| Work required |
Scan the listing below for lines with "Major" in them. Give their number and nothing more.

| Exercise data |
● ● ●

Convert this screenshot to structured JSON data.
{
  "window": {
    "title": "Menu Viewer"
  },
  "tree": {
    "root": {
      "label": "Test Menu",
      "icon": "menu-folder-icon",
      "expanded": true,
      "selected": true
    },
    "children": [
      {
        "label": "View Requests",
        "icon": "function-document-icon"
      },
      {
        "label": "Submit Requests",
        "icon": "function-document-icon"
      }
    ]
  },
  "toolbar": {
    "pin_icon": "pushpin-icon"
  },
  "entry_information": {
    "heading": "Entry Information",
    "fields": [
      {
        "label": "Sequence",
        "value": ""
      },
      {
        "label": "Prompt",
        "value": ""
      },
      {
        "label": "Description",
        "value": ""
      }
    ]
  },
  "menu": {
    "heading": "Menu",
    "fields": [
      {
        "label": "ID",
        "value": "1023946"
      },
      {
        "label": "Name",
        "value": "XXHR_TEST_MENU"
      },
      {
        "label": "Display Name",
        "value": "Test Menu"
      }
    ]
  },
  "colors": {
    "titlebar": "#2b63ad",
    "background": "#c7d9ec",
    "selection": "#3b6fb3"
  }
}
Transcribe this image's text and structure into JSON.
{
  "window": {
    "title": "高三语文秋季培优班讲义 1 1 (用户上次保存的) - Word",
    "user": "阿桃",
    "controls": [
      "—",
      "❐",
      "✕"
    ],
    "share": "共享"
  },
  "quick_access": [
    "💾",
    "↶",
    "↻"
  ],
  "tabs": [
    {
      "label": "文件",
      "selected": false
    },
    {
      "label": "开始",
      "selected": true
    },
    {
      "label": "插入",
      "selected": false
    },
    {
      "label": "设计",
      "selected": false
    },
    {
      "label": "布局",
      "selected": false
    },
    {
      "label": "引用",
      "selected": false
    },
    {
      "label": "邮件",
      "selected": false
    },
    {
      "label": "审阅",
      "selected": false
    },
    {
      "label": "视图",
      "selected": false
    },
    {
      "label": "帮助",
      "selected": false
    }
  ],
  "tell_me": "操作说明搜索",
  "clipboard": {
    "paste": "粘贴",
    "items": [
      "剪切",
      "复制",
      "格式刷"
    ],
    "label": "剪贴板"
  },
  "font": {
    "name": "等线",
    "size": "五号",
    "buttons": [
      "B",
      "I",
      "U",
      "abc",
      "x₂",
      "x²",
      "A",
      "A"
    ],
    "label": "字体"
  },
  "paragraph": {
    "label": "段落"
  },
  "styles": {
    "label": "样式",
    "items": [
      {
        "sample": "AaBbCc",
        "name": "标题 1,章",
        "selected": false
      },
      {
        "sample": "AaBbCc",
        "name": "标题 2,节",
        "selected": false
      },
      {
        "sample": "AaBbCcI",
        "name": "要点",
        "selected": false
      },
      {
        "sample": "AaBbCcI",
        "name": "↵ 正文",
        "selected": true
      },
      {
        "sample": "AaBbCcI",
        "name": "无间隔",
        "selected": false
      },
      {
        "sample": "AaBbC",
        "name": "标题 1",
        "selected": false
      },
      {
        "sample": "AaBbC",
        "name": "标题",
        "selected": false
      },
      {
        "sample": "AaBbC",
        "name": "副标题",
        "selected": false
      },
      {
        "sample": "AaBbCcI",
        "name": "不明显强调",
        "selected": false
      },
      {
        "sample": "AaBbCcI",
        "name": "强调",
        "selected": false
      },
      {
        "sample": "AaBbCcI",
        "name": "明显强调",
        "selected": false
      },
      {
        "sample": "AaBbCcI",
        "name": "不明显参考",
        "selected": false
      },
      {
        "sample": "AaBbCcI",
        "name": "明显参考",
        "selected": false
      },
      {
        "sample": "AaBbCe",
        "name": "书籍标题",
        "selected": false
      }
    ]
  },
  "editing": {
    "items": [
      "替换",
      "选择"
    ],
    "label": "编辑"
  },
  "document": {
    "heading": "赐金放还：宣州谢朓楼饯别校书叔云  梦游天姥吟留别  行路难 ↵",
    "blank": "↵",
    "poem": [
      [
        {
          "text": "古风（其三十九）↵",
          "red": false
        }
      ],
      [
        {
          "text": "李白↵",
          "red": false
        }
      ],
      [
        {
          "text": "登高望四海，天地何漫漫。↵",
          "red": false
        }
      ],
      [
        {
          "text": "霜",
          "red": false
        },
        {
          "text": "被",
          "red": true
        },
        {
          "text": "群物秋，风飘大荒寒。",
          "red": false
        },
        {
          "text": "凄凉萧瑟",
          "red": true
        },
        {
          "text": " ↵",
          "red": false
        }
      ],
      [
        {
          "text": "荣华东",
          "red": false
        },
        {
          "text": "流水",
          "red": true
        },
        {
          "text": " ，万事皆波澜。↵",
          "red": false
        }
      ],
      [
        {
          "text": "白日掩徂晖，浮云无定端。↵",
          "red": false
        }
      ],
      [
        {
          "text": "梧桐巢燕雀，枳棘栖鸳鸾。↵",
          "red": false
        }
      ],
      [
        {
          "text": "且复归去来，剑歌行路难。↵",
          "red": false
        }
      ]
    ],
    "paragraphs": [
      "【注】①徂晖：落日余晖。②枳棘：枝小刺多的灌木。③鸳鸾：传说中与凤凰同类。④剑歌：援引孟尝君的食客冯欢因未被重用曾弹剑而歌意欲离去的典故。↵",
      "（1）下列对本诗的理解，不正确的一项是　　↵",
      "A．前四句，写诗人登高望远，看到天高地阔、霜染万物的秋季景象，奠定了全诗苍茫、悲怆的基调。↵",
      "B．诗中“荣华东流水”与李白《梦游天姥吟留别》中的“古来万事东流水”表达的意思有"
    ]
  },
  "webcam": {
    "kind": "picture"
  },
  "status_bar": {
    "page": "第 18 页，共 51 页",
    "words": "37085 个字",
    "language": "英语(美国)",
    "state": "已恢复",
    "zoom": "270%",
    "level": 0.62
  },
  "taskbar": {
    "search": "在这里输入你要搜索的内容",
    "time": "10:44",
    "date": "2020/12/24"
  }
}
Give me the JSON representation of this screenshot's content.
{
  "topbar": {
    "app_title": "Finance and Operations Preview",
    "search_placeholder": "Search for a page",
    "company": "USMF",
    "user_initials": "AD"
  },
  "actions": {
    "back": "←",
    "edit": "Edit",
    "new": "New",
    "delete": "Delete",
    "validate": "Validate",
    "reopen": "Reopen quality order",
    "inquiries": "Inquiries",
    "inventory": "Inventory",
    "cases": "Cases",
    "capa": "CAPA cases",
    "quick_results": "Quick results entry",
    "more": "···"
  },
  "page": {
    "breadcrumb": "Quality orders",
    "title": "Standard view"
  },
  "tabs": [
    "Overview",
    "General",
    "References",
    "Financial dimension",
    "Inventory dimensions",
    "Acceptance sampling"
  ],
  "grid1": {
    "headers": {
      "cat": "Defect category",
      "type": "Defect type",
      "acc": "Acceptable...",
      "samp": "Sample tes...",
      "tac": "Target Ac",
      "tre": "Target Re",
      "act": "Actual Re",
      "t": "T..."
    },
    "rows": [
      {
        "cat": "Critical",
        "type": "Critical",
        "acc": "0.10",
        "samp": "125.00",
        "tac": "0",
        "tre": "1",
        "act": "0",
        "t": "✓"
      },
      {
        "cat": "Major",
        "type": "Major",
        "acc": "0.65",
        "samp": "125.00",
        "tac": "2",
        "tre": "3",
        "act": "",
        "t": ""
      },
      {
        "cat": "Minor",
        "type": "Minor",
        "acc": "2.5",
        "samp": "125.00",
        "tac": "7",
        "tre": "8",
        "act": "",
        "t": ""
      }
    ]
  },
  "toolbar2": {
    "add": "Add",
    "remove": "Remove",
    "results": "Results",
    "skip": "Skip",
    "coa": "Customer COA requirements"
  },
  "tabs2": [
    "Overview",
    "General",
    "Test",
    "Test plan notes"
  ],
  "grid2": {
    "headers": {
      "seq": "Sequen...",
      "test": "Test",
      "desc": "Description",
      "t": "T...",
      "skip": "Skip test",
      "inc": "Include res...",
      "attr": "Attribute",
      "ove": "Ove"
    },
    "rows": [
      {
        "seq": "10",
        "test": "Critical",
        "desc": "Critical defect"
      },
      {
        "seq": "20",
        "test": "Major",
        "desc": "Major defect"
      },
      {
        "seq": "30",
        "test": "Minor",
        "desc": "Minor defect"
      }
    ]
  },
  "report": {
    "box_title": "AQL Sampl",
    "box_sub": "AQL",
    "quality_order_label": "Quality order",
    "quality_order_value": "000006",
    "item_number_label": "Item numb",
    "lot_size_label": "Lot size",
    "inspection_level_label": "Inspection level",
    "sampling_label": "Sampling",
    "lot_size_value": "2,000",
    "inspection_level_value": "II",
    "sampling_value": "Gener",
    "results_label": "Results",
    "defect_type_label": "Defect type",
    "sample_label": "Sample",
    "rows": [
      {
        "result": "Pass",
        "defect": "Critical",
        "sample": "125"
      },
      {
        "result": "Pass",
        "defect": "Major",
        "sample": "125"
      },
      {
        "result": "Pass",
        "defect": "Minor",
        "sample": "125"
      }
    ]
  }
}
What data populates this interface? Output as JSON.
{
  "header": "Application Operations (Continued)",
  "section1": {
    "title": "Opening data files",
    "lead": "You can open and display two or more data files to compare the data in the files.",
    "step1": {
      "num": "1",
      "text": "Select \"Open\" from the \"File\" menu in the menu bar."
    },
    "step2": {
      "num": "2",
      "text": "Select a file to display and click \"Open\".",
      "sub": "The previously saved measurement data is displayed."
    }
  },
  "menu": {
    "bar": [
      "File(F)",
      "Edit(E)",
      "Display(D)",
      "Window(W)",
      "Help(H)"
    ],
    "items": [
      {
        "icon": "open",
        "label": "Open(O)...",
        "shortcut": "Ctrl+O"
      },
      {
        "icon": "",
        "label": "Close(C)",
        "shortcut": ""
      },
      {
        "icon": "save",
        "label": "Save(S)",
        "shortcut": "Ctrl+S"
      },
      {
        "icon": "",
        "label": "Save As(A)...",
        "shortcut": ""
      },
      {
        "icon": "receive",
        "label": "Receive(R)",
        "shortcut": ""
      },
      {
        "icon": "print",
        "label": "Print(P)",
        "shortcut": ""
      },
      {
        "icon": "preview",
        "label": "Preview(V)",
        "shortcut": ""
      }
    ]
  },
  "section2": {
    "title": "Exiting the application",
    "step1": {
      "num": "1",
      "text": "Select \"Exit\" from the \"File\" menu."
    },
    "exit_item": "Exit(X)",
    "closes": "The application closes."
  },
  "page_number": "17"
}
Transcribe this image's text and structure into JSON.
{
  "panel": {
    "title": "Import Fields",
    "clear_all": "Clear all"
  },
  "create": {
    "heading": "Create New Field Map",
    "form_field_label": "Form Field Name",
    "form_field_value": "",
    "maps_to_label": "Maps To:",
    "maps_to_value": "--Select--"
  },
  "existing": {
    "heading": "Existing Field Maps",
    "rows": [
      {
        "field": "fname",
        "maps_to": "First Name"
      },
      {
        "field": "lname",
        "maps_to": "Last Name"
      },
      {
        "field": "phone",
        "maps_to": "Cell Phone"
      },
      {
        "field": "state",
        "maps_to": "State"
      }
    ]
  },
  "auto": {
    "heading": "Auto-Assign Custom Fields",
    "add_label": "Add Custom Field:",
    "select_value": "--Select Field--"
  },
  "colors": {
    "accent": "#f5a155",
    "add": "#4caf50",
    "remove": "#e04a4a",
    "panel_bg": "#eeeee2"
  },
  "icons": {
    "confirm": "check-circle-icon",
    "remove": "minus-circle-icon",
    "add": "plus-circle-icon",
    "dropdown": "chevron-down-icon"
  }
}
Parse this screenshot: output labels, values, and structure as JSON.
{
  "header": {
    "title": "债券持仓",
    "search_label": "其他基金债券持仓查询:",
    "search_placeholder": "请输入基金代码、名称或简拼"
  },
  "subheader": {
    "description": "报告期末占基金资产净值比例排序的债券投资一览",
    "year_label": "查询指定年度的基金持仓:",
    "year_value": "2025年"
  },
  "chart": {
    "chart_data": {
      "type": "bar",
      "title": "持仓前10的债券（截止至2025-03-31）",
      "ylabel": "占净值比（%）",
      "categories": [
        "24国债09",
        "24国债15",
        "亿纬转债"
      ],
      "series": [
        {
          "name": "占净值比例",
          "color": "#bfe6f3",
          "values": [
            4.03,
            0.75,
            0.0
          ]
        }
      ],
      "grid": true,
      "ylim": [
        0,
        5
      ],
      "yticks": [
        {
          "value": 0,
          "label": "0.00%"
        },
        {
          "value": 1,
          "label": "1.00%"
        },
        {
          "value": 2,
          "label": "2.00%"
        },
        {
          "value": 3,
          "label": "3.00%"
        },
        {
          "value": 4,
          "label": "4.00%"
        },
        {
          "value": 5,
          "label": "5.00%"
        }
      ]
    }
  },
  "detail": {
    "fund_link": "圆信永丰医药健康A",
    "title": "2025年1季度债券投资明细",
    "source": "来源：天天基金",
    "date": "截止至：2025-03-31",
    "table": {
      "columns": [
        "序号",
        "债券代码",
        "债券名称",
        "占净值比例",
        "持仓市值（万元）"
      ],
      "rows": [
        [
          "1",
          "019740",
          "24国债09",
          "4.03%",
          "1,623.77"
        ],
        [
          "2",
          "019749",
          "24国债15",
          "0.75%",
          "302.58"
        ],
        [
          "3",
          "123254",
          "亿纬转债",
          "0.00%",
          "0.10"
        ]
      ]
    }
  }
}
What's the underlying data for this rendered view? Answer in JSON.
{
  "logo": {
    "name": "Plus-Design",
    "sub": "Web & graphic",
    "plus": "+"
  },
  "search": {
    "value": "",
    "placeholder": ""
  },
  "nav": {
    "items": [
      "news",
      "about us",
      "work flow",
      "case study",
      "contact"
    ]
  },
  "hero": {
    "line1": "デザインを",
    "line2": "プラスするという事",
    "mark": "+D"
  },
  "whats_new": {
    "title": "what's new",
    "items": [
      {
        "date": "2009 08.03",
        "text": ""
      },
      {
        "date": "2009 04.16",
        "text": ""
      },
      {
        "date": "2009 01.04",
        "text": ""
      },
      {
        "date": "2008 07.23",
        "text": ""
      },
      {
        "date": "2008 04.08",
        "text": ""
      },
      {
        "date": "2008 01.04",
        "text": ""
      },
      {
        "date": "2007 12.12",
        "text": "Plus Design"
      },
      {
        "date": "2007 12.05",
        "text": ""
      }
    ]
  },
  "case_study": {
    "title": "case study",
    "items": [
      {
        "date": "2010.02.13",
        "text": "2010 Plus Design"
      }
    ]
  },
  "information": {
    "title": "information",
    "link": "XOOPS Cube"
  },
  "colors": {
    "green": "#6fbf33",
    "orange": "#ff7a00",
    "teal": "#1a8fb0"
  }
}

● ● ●

| Your solution |
5